==== DATASET CONTENT ====
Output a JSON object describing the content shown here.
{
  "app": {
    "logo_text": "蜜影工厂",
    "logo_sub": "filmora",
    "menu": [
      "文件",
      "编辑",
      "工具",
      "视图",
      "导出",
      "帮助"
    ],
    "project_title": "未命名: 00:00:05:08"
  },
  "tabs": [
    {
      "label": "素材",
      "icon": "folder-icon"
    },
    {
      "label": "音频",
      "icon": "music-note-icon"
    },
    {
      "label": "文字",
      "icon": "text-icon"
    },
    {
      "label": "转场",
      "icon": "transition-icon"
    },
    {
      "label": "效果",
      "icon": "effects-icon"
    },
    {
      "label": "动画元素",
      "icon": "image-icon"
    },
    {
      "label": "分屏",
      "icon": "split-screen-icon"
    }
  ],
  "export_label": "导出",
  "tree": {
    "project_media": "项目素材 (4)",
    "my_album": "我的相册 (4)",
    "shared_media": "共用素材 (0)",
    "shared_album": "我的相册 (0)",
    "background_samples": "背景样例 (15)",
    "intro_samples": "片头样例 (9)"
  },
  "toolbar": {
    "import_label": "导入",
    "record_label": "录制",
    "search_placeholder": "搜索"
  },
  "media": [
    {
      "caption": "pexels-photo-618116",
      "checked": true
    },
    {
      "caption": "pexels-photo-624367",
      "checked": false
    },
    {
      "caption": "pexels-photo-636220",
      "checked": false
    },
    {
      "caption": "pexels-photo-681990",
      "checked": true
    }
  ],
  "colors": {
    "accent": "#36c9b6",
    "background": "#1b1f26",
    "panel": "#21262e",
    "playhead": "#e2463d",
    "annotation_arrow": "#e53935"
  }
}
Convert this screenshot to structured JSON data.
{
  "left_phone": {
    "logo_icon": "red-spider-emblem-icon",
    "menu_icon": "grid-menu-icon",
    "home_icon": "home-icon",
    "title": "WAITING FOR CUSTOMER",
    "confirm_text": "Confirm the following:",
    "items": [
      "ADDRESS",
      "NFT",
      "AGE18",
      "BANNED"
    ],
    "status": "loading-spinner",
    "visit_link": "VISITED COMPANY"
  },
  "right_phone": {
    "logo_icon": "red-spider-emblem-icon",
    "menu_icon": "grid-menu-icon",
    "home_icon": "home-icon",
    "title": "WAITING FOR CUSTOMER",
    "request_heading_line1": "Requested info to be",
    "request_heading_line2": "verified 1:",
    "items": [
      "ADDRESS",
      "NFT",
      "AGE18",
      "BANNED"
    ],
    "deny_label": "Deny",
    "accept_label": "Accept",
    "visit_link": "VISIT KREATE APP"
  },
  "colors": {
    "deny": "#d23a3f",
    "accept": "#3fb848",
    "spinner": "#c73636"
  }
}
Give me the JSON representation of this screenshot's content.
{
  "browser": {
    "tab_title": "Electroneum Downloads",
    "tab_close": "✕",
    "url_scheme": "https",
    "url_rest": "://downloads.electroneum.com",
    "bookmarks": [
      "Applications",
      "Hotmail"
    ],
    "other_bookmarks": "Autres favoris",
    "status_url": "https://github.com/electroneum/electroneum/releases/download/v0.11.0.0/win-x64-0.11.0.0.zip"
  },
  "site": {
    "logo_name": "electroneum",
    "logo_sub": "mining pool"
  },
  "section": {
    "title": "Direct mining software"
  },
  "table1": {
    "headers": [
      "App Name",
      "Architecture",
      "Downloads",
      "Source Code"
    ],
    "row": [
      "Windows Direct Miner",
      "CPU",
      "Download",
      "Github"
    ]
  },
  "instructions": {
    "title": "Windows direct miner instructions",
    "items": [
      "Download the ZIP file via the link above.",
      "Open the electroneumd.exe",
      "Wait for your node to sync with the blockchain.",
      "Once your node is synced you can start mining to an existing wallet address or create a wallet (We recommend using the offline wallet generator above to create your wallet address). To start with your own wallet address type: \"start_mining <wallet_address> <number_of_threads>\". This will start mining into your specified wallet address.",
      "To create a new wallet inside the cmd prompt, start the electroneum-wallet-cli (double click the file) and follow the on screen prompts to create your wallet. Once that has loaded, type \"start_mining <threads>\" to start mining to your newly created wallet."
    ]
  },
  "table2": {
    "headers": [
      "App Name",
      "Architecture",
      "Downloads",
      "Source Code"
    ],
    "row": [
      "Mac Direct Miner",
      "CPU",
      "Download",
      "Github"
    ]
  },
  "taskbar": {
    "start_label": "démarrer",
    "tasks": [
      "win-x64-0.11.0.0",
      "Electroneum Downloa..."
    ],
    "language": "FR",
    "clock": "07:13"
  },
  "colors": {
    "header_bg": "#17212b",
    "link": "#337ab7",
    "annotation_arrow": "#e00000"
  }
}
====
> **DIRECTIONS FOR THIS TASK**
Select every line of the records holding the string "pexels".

> **RESPONSE TO THIS EXERCISE**
      "caption": "pexels-photo-618116",
      "caption": "pexels-photo-624367",
      "caption": "pexels-photo-636220",
      "caption": "pexels-photo-681990",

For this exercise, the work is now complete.